__PROVIDED RECORDS__
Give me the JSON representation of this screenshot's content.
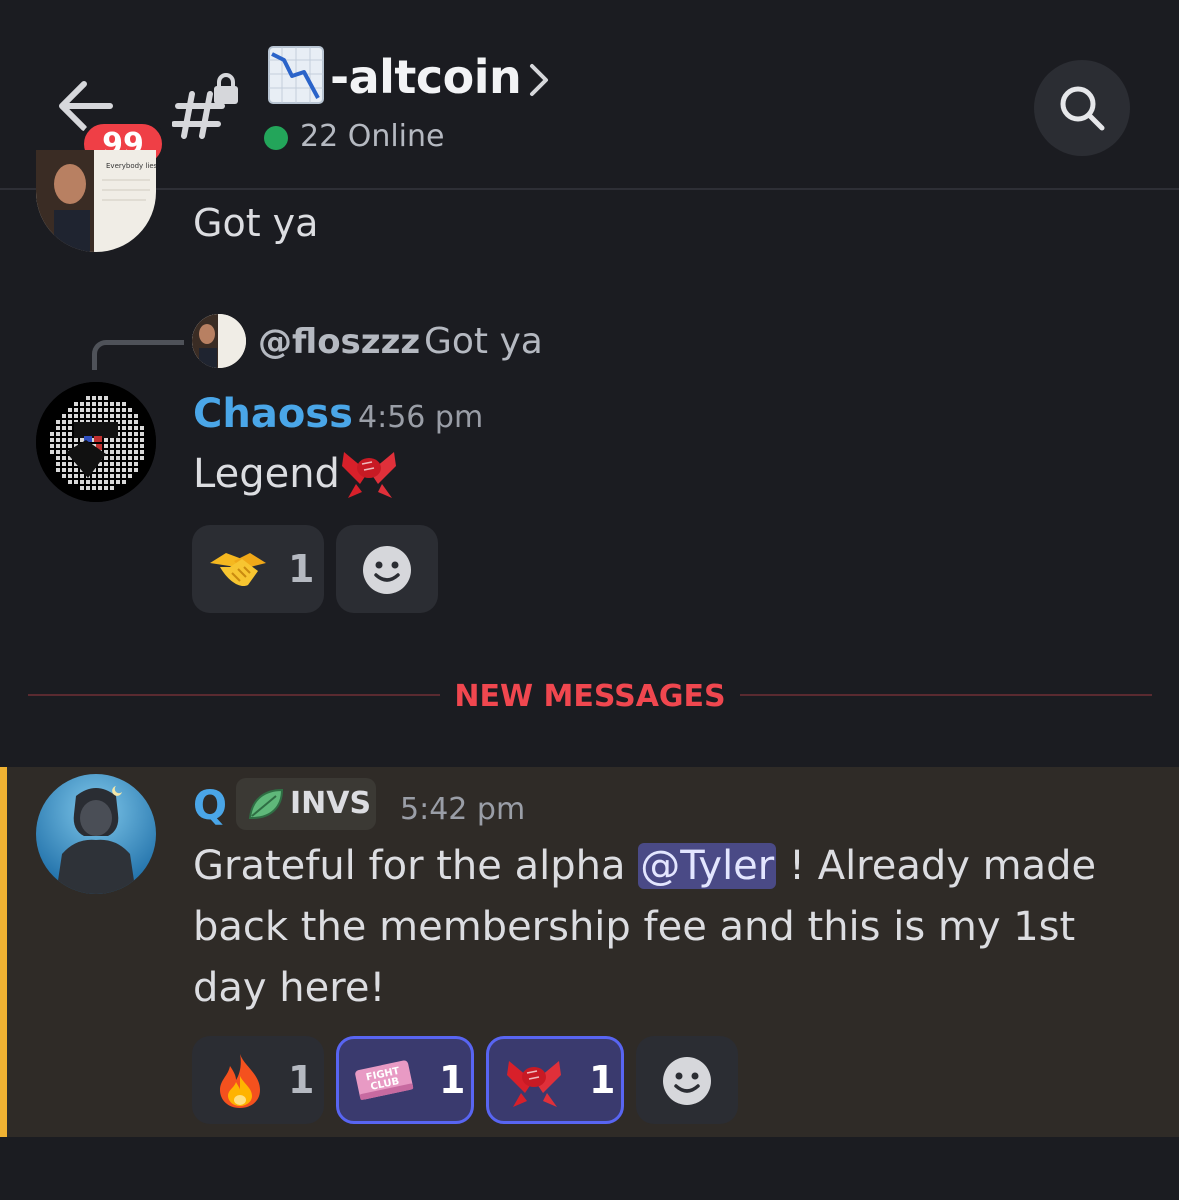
{
  "header": {
    "unread_badge": "99",
    "channel_name": "-altcoin",
    "online_text": "22 Online",
    "icons": [
      "back-arrow-icon",
      "locked-hash-icon",
      "chart-decreasing-emoji",
      "chevron-right-icon",
      "search-icon"
    ]
  },
  "messages": [
    {
      "text": "Got ya"
    },
    {
      "reply": {
        "user": "@floszzz",
        "text": "Got ya"
      },
      "author": "Chaoss",
      "time": "4:56 pm",
      "text": "Legend",
      "emoji": "handshake-fist-emoji",
      "reactions": [
        {
          "emoji": "handshake-emoji",
          "count": "1"
        }
      ]
    },
    {
      "author": "Q",
      "tag": "INVS",
      "time": "5:42 pm",
      "text_before": "Grateful for the alpha ",
      "mention": "@Tyler",
      "text_after": " ! Already made back the membership fee and this is my 1st day here!",
      "reactions": [
        {
          "emoji": "fire-emoji",
          "count": "1"
        },
        {
          "emoji": "fight-club-emoji",
          "count": "1"
        },
        {
          "emoji": "handshake-fist-emoji",
          "count": "1"
        }
      ]
    }
  ],
  "divider": {
    "label": "NEW MESSAGES"
  },
  "colors": {
    "background": "#1b1c21",
    "username": "#4aa6e8",
    "new_messages": "#f0474f",
    "highlight_bar": "#f0b232",
    "online": "#23a55a",
    "badge": "#ef3f46"
  }
}
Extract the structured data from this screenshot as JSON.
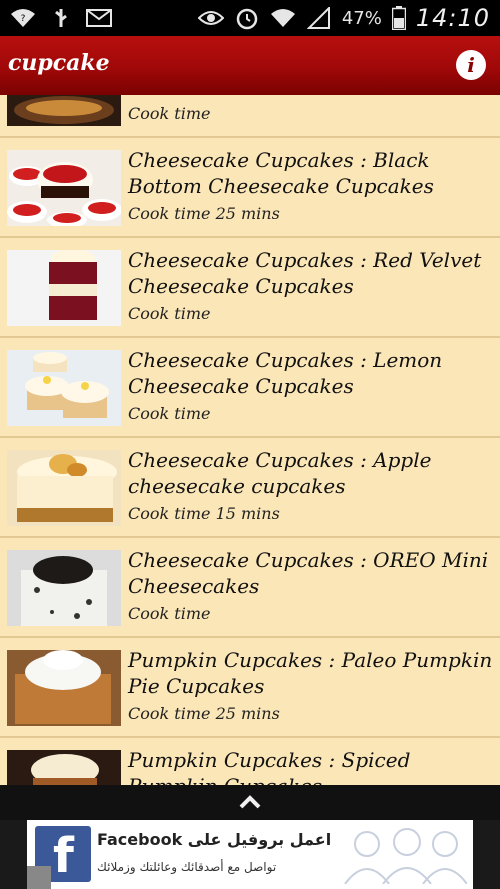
{
  "status_bar": {
    "battery": "47%",
    "time": "14:10"
  },
  "app_bar": {
    "title": "cupcake"
  },
  "items": [
    {
      "title": "",
      "cook_time": "Cook time",
      "thumb": "cheesecake-slice"
    },
    {
      "title": "Cheesecake Cupcakes : Black Bottom Cheesecake Cupcakes",
      "cook_time": "Cook time 25 mins",
      "thumb": "black-bottom-cupcakes"
    },
    {
      "title": "Cheesecake Cupcakes : Red Velvet Cheesecake Cupcakes",
      "cook_time": "Cook time",
      "thumb": "red-velvet-cupcake"
    },
    {
      "title": "Cheesecake Cupcakes : Lemon Cheesecake Cupcakes",
      "cook_time": "Cook time",
      "thumb": "lemon-cupcakes"
    },
    {
      "title": "Cheesecake Cupcakes : Apple cheesecake cupcakes",
      "cook_time": "Cook time 15 mins",
      "thumb": "apple-cupcakes"
    },
    {
      "title": "Cheesecake Cupcakes : OREO Mini Cheesecakes",
      "cook_time": "Cook time",
      "thumb": "oreo-cheesecakes"
    },
    {
      "title": "Pumpkin Cupcakes : Paleo Pumpkin Pie Cupcakes",
      "cook_time": "Cook time 25 mins",
      "thumb": "pumpkin-pie-cupcake"
    },
    {
      "title": "Pumpkin Cupcakes : Spiced Pumpkin Cupcakes",
      "cook_time": "",
      "thumb": "spiced-pumpkin-cupcake"
    }
  ],
  "ad": {
    "title": "اعمل بروفيل على Facebook",
    "subtitle": "تواصل مع أصدقائك وعائلتك وزملائك",
    "logo_letter": "f",
    "brand_color": "#3b5998"
  },
  "colors": {
    "app_bar": "#a00808",
    "list_bg": "#fbe6b7",
    "divider": "#e2c993"
  }
}
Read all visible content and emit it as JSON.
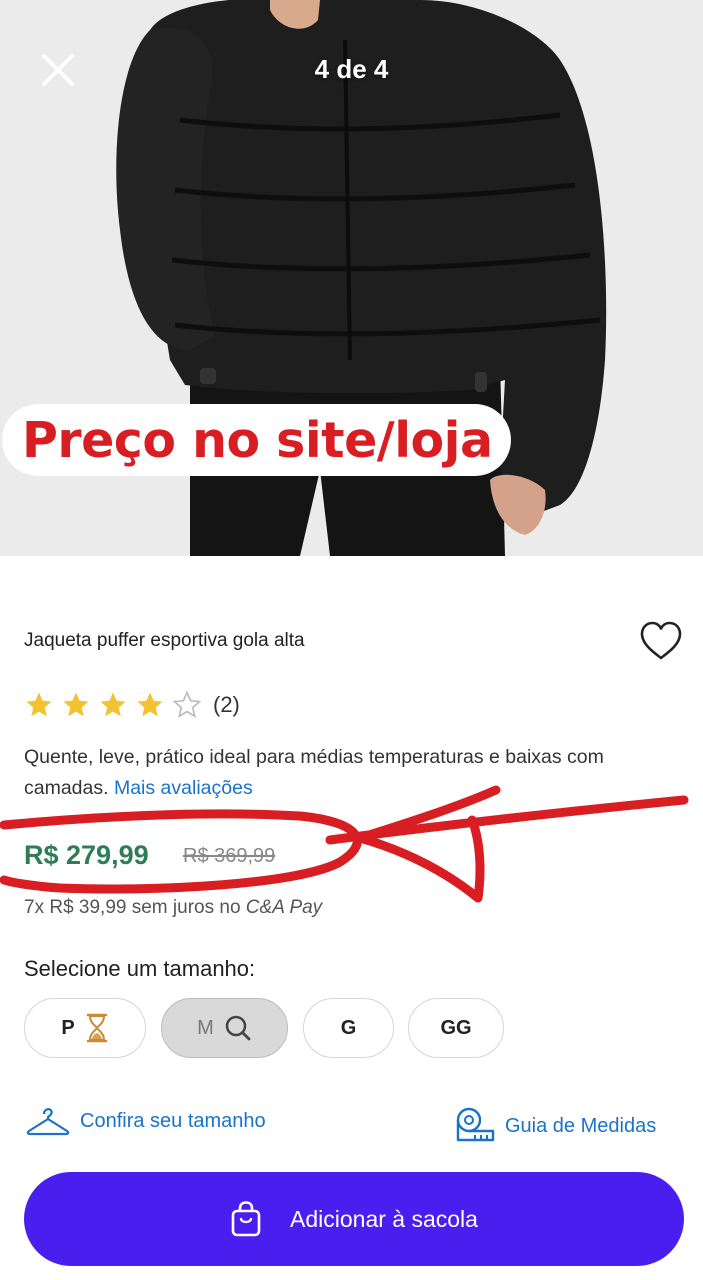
{
  "gallery": {
    "counter": "4 de 4",
    "promo_text": "Preço no site/loja"
  },
  "product": {
    "title": "Jaqueta puffer esportiva gola alta",
    "rating": {
      "value": 4,
      "max": 5,
      "count_text": "(2)"
    },
    "description": "Quente, leve, prático ideal para médias temperaturas e baixas com camadas.",
    "more_reviews_link": "Mais avaliações",
    "price": "R$ 279,99",
    "old_price": "R$ 369,99",
    "installments_prefix": "7x R$ 39,99 sem juros no",
    "installments_brand": "C&A Pay"
  },
  "sizes": {
    "title": "Selecione um tamanho:",
    "options": [
      {
        "label": "P",
        "icon": "hourglass-icon",
        "selected": false
      },
      {
        "label": "M",
        "icon": "search-icon",
        "selected": true
      },
      {
        "label": "G",
        "icon": "",
        "selected": false
      },
      {
        "label": "GG",
        "icon": "",
        "selected": false
      }
    ]
  },
  "links": {
    "check_size": "Confira seu tamanho",
    "size_guide": "Guia de Medidas"
  },
  "cta": {
    "label": "Adicionar à sacola"
  },
  "colors": {
    "price_green": "#2d7d57",
    "link_blue": "#1b73c9",
    "cta_purple": "#4b1ef0",
    "annotation_red": "#d81e22",
    "star_gold": "#f2c230"
  }
}
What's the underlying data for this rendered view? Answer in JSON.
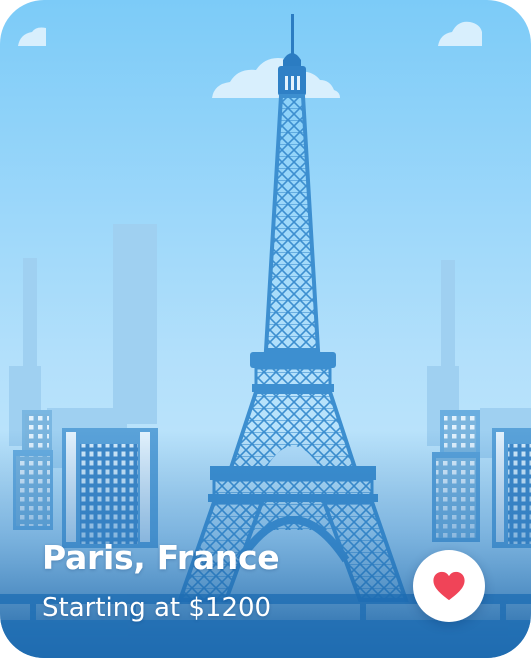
{
  "card": {
    "title": "Paris, France",
    "subtitle": "Starting at $1200"
  },
  "favorite": {
    "icon": "heart-icon",
    "active": true,
    "color": "#f04458"
  },
  "colors": {
    "sky_top": "#7ccbf8",
    "sky_bottom": "#bfe5fb",
    "tower": "#3d8fd0",
    "footer": "#1e6db3"
  }
}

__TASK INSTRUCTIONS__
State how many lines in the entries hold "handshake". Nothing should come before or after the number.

__RESULT OF THE EXERCISE__
3